  13. 13.
    Deng, L., Broom, A., Kitova, E.N., Richards, M.R., Zheng, R.B., Shoemaker, G.K., Meiering, E.M., Klassen, J.S.: Kinetic stability of the streptavidin–biotin interaction enhanced in the gas phase. J. Am. Chem. Soc. 134, 16586–16596 (2012)CrossRefGoogle Scholar
  14. 14.
    Deng, L., Kitova, E.N., Klassen, J.S.: Dissociation kinetics of the streptavidin-biotin interaction measured using direct electrospray ionization mass spectrometry analysis. J. Am. Soc. Mass Spectrom. 24, 49–56 (2013)CrossRefGoogle Scholar
  15. 15.
    Kontopidis, G., Holt, C., Sawyer, L.: Invited Review: β-lactoglobulin: binding properties, structure, and function. J. Dairy Sci. 87, 785–796 (2004)CrossRefGoogle Scholar
  16. 16.
    Qin, B.Y., Bewley, M.C., Creamer, L.K., Baker, H.M., Baker, E.N., Jameson, G.B.: Structure basis of the Tanford transition of bovine β-lactoglobulin. Biochemistry 37, 14014–14023 (1998)CrossRefGoogle Scholar
  17. 17.
    Qvist, J., Davidovic, M., Hamelberg, D., Halle, B.: A dry ligand-binding cavity in a solvated protein. Proc. Natl. Acad. Sci. U. S. A. 105, 6296–6301 (2008)CrossRefGoogle Scholar
  18. 18.
    Liu, L., Kitova, E.N., Klassen, J.S.: Quantifying protein-fatty acid interactions using electrospray ionization mass spectrometry. J. Am. Soc. Mass Spectrom. 22, 310–318 (2011)CrossRefGoogle Scholar
  19. 19.
    Dunbar, R.C., McMahon, T.B.: Activation of unimolecular reactions by ambient blackbody radiation. Science 279, 194–197 (1998)CrossRefGoogle Scholar
  20. 20.
    Price, W.D., Schnier, P.D., Jockusch, R.A., Strittmatter, E.R., Williams, E.R.: Unimulecular reaction kinetics in the high-pressure limit without collisoins. J. Am. Chem. Soc. 118, 10640–10644 (1996)CrossRefGoogle Scholar
  21. 21.
    Sun, J., Kitova, E.N., Klassen, J.S.: Method for stabilizing protein-ligand complexes in nanoelectrospray ionization mass spectrometry. Anal. Chem. 79, 416–425 (2007)CrossRefGoogle Scholar
  22. 22.
    Bagal, D., Kitova, E.N., Liu, L., El-Haweit, A., Schnier, P.D., Klassen, J.S.: Gas phase stabilization of noncovalent protein complexes formed by electrospray ionization. Anal. Chem. 81, 7801–7806 (2009)CrossRefGoogle Scholar

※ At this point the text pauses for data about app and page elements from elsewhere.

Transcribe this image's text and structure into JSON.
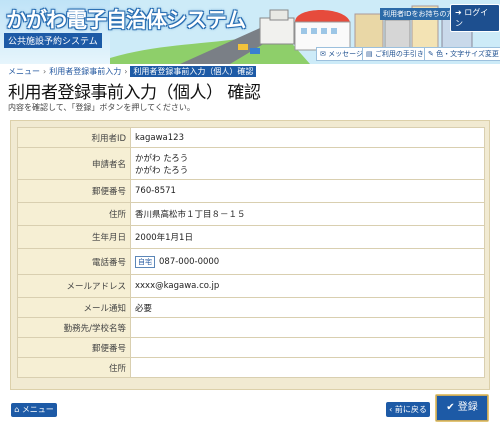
{
  "header": {
    "title": "かがわ電子自治体システム",
    "subtitle": "公共施設予約システム",
    "login_hint": "利用者IDをお持ちの方",
    "login_label": "ログイン",
    "toolbar": {
      "message": "メッセージ",
      "guide": "ご利用の手引き",
      "color_size": "色・文字サイズ変更"
    }
  },
  "breadcrumb": [
    "メニュー",
    "利用者登録事前入力",
    "利用者登録事前入力（個人）確認"
  ],
  "page_title": "利用者登録事前入力（個人） 確認",
  "instruction": "内容を確認して、「登録」ボタンを押してください。",
  "form": {
    "rows": [
      {
        "label": "利用者ID",
        "value": "kagawa123"
      },
      {
        "label": "申請者名",
        "value": "かがわ たろう",
        "value2": "かがわ たろう"
      },
      {
        "label": "郵便番号",
        "value": "760-8571"
      },
      {
        "label": "住所",
        "value": "香川県高松市１丁目８－１５"
      },
      {
        "label": "生年月日",
        "value": "2000年1月1日"
      },
      {
        "label": "電話番号",
        "tag": "自宅",
        "value": "087-000-0000"
      },
      {
        "label": "メールアドレス",
        "value": "xxxx@kagawa.co.jp"
      },
      {
        "label": "メール通知",
        "value": "必要"
      },
      {
        "label": "勤務先/学校名等",
        "value": ""
      },
      {
        "label": "郵便番号",
        "value": ""
      },
      {
        "label": "住所",
        "value": ""
      }
    ]
  },
  "footer": {
    "menu_label": "メニュー",
    "back_label": "前に戻る",
    "register_label": "登録"
  },
  "colors": {
    "brand_blue": "#1d5aa6",
    "form_bg": "#f1ead2",
    "label_bg": "#f6efd4"
  }
}
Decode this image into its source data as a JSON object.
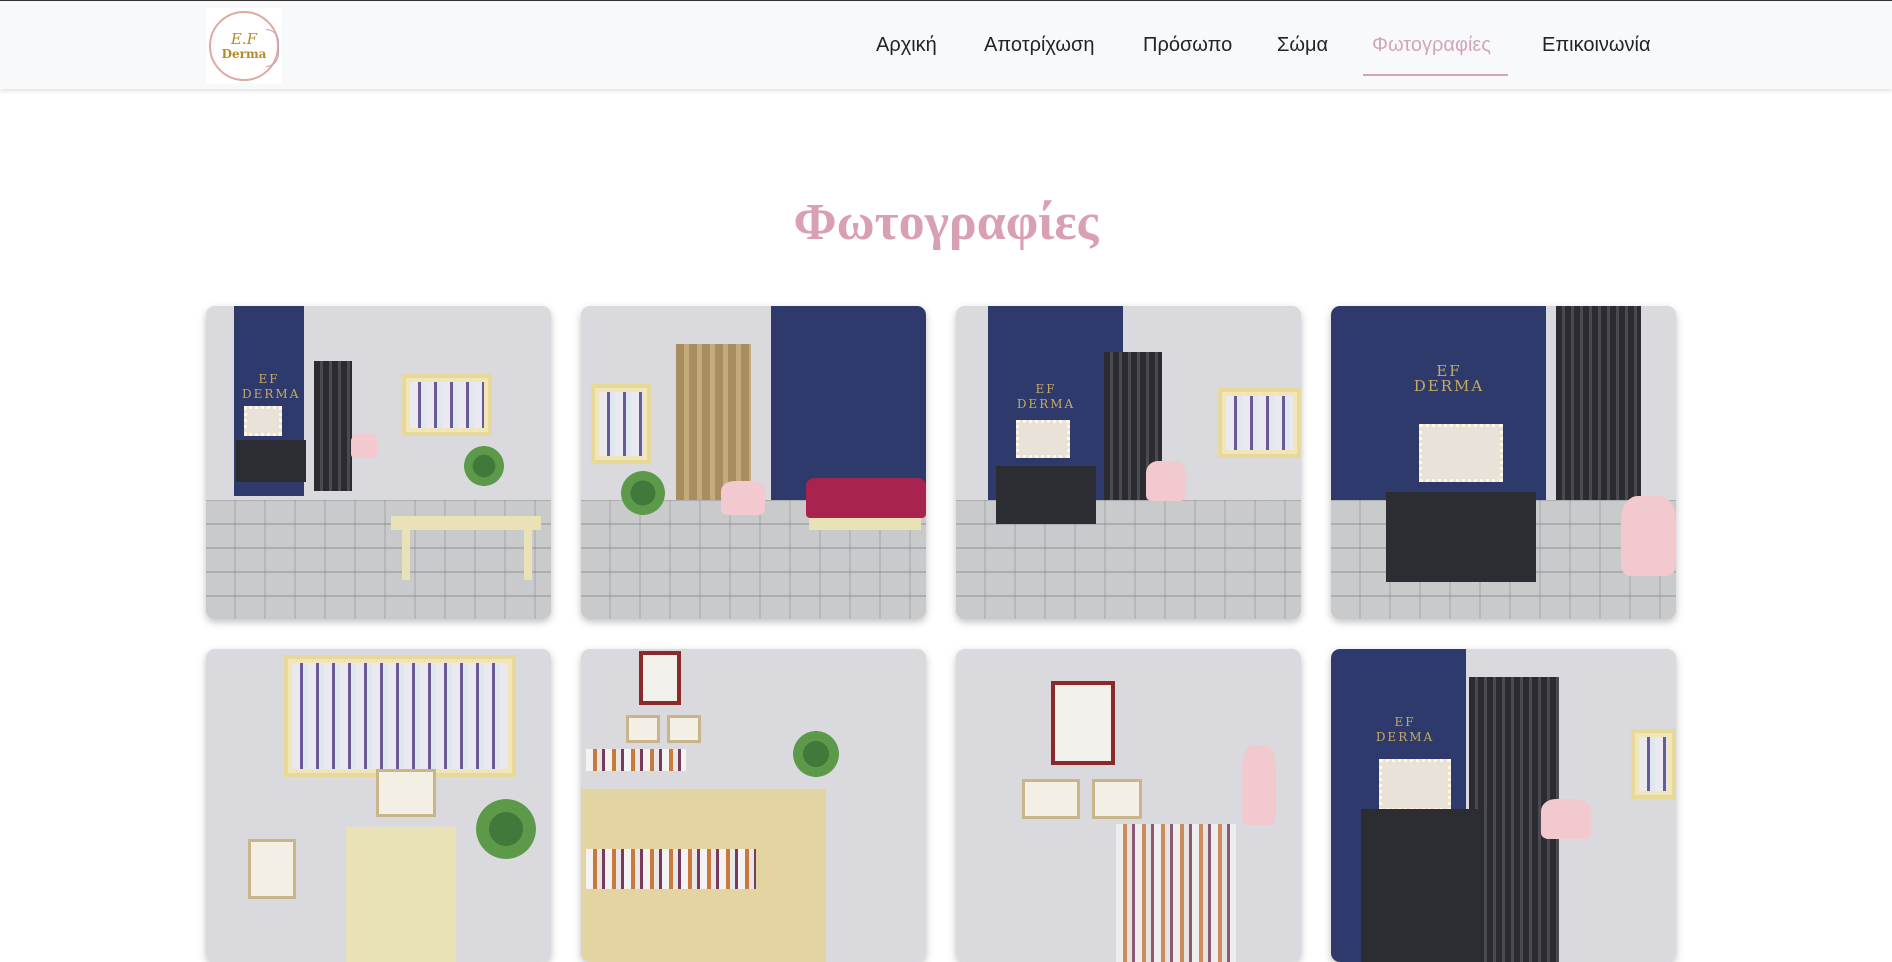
{
  "logo": {
    "line1": "E.F",
    "line2": "Derma"
  },
  "nav": {
    "items": [
      {
        "label": "Αρχική"
      },
      {
        "label": "Αποτρίχωση"
      },
      {
        "label": "Πρόσωπο"
      },
      {
        "label": "Σώμα"
      },
      {
        "label": "Φωτογραφίες"
      },
      {
        "label": "Επικοινωνία"
      }
    ],
    "active": "Φωτογραφίες"
  },
  "page": {
    "title": "Φωτογραφίες"
  },
  "gallery": {
    "photos": [
      {
        "name": "salon-overview-photo",
        "sign": "EF\nDERMA"
      },
      {
        "name": "lounge-sofa-photo",
        "sign": ""
      },
      {
        "name": "makeup-station-photo",
        "sign": "EF\nDERMA"
      },
      {
        "name": "vanity-mirror-photo",
        "sign": "EF\nDERMA"
      },
      {
        "name": "product-shelf-photo",
        "sign": ""
      },
      {
        "name": "reception-counter-photo",
        "sign": ""
      },
      {
        "name": "certificates-photo",
        "sign": ""
      },
      {
        "name": "makeup-corner-photo",
        "sign": "EF\nDERMA"
      }
    ]
  },
  "colors": {
    "accent": "#d4a5b5",
    "navy_wall": "#2e3a6b",
    "navbar_bg": "#f8f9fa"
  }
}
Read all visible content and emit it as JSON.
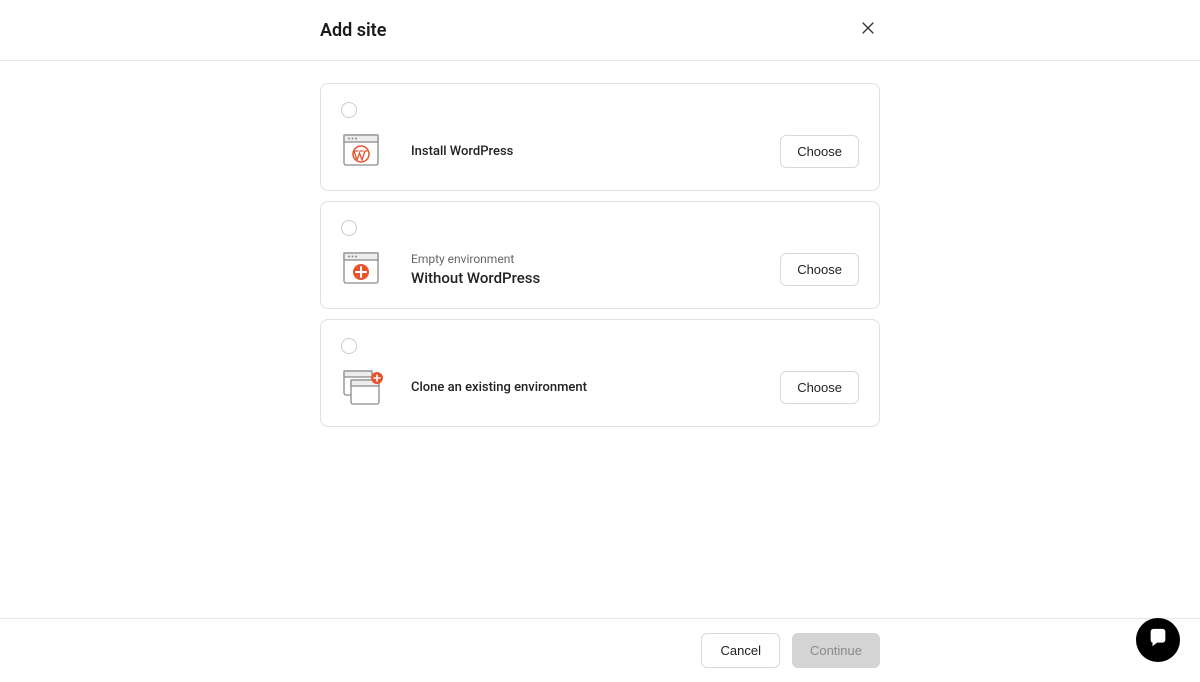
{
  "header": {
    "title": "Add site"
  },
  "options": [
    {
      "eyebrow": "",
      "title": "Install WordPress",
      "choose_label": "Choose",
      "icon": "wordpress-window-icon"
    },
    {
      "eyebrow": "Empty environment",
      "title": "Without WordPress",
      "choose_label": "Choose",
      "icon": "plus-window-icon"
    },
    {
      "eyebrow": "",
      "title": "Clone an existing environment",
      "choose_label": "Choose",
      "icon": "clone-window-icon"
    }
  ],
  "footer": {
    "cancel_label": "Cancel",
    "continue_label": "Continue"
  },
  "colors": {
    "accent": "#e8532f",
    "border": "#e0e0e0",
    "muted": "#8a8a8a"
  }
}
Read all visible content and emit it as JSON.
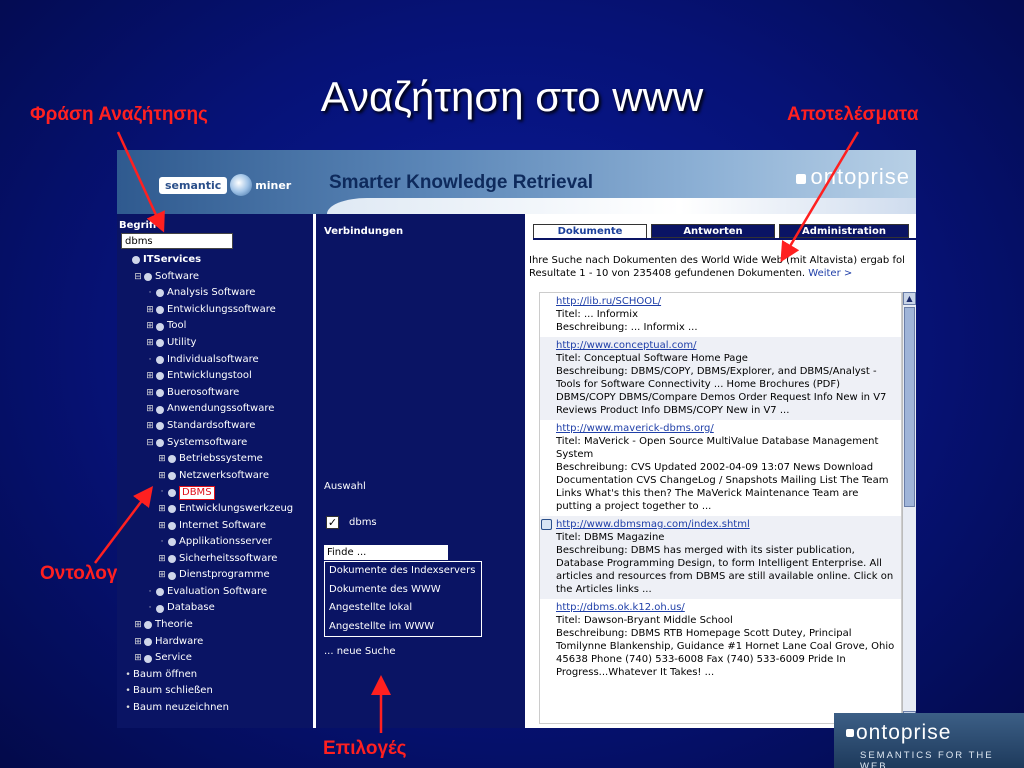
{
  "slide": {
    "title": "Αναζήτηση στο www",
    "annotations": {
      "search_phrase": "Φράση Αναζήτησης",
      "results": "Αποτελέσματα",
      "ontology": "Οντολογία",
      "options": "Επιλογές"
    },
    "annotation_color": "#ff2020"
  },
  "app": {
    "logo_left": "semantic",
    "logo_right": "miner",
    "tagline": "Smarter Knowledge Retrieval",
    "brand": "ontoprise"
  },
  "left": {
    "begriffe_label": "Begriffe",
    "search_value": "dbms",
    "tree": [
      {
        "label": "ITServices",
        "level": 0,
        "glyph": "",
        "bold": true
      },
      {
        "label": "Software",
        "level": 1,
        "glyph": "⊟"
      },
      {
        "label": "Analysis Software",
        "level": 2,
        "glyph": "·"
      },
      {
        "label": "Entwicklungssoftware",
        "level": 2,
        "glyph": "⊞"
      },
      {
        "label": "Tool",
        "level": 2,
        "glyph": "⊞"
      },
      {
        "label": "Utility",
        "level": 2,
        "glyph": "⊞"
      },
      {
        "label": "Individualsoftware",
        "level": 2,
        "glyph": "·"
      },
      {
        "label": "Entwicklungstool",
        "level": 2,
        "glyph": "⊞"
      },
      {
        "label": "Buerosoftware",
        "level": 2,
        "glyph": "⊞"
      },
      {
        "label": "Anwendungssoftware",
        "level": 2,
        "glyph": "⊞"
      },
      {
        "label": "Standardsoftware",
        "level": 2,
        "glyph": "⊞"
      },
      {
        "label": "Systemsoftware",
        "level": 2,
        "glyph": "⊟"
      },
      {
        "label": "Betriebssysteme",
        "level": 3,
        "glyph": "⊞"
      },
      {
        "label": "Netzwerksoftware",
        "level": 3,
        "glyph": "⊞"
      },
      {
        "label": "DBMS",
        "level": 3,
        "glyph": "·",
        "selected": true
      },
      {
        "label": "Entwicklungswerkzeug",
        "level": 3,
        "glyph": "⊞"
      },
      {
        "label": "Internet Software",
        "level": 3,
        "glyph": "⊞"
      },
      {
        "label": "Applikationsserver",
        "level": 3,
        "glyph": "·"
      },
      {
        "label": "Sicherheitssoftware",
        "level": 3,
        "glyph": "⊞"
      },
      {
        "label": "Dienstprogramme",
        "level": 3,
        "glyph": "⊞"
      },
      {
        "label": "Evaluation Software",
        "level": 2,
        "glyph": "·"
      },
      {
        "label": "Database",
        "level": 2,
        "glyph": "·"
      },
      {
        "label": "Theorie",
        "level": 1,
        "glyph": "⊞"
      },
      {
        "label": "Hardware",
        "level": 1,
        "glyph": "⊞"
      },
      {
        "label": "Service",
        "level": 1,
        "glyph": "⊞"
      },
      {
        "label": "Baum öffnen",
        "level": 0,
        "glyph": "•",
        "bullet": true
      },
      {
        "label": "Baum schließen",
        "level": 0,
        "glyph": "•",
        "bullet": true
      },
      {
        "label": "Baum neuzeichnen",
        "level": 0,
        "glyph": "•",
        "bullet": true
      }
    ]
  },
  "mid": {
    "header": "Verbindungen",
    "auswahl": "Auswahl",
    "checkbox_label": "dbms",
    "checkbox_checked": true,
    "find_selected": "Finde ...",
    "find_options": [
      "Dokumente des Indexservers",
      "Dokumente des WWW",
      "Angestellte lokal",
      "Angestellte im WWW"
    ],
    "new_search": "... neue Suche"
  },
  "right": {
    "tabs": [
      "Dokumente",
      "Antworten",
      "Administration"
    ],
    "intro_line1": "Ihre Suche nach Dokumenten des World Wide Web (mit Altavista) ergab fol",
    "intro_line2": "Resultate 1 - 10 von 235408 gefundenen Dokumenten.",
    "weiter": "Weiter >",
    "results": [
      {
        "url": "http://lib.ru/SCHOOL/",
        "title": "Titel: ... Informix",
        "desc": "Beschreibung: ... Informix ..."
      },
      {
        "url": "http://www.conceptual.com/",
        "title": "Titel: Conceptual Software Home Page",
        "desc": "Beschreibung: DBMS/COPY, DBMS/Explorer, and DBMS/Analyst - Tools for Software Connectivity ... Home Brochures (PDF) DBMS/COPY DBMS/Compare Demos Order Request Info New in V7 Reviews Product Info DBMS/COPY New in V7 ..."
      },
      {
        "url": "http://www.maverick-dbms.org/",
        "title": "Titel: MaVerick - Open Source MultiValue Database Management System",
        "desc": "Beschreibung: CVS Updated 2002-04-09 13:07 News Download Documentation CVS ChangeLog / Snapshots Mailing List The Team Links What's this then? The MaVerick Maintenance Team are putting a project together to ..."
      },
      {
        "url": "http://www.dbmsmag.com/index.shtml",
        "title": "Titel: DBMS Magazine",
        "desc": "Beschreibung: DBMS has merged with its sister publication, Database Programming Design, to form Intelligent Enterprise. All articles and resources from DBMS are still available online. Click on the Articles links ...",
        "icon": true
      },
      {
        "url": "http://dbms.ok.k12.oh.us/",
        "title": "Titel: Dawson-Bryant Middle School",
        "desc": "Beschreibung: DBMS RTB Homepage Scott Dutey, Principal Tomilynne Blankenship, Guidance #1 Hornet Lane Coal Grove, Ohio 45638 Phone (740) 533-6008 Fax (740) 533-6009 Pride In Progress...Whatever It Takes! ..."
      }
    ]
  },
  "corner": {
    "name": "ontoprise",
    "tag": "SEMANTICS FOR THE WEB"
  }
}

Copyright information

© American Society for Mass Spectrometry 2014

Authors and Affiliations

  • Lan Liu
    • 1
  • Alyson Baergen
    • 1
  • Klaus Michelsen
    • 2
  • Elena N. Kitova
    • 1
  • Paul D. Schnier
    • 3
  • John S. Klassen
    • 1
  1. 1.Alberta Glycomics Centre and Department of ChemistryUniversity of AlbertaEdmontonCanada
  2. 2.Molecular Structure, AmgenCambridgeUSA
  3. 3.Molecular Structure, AmgenSouth San FranciscoUSA

Personalised recommendations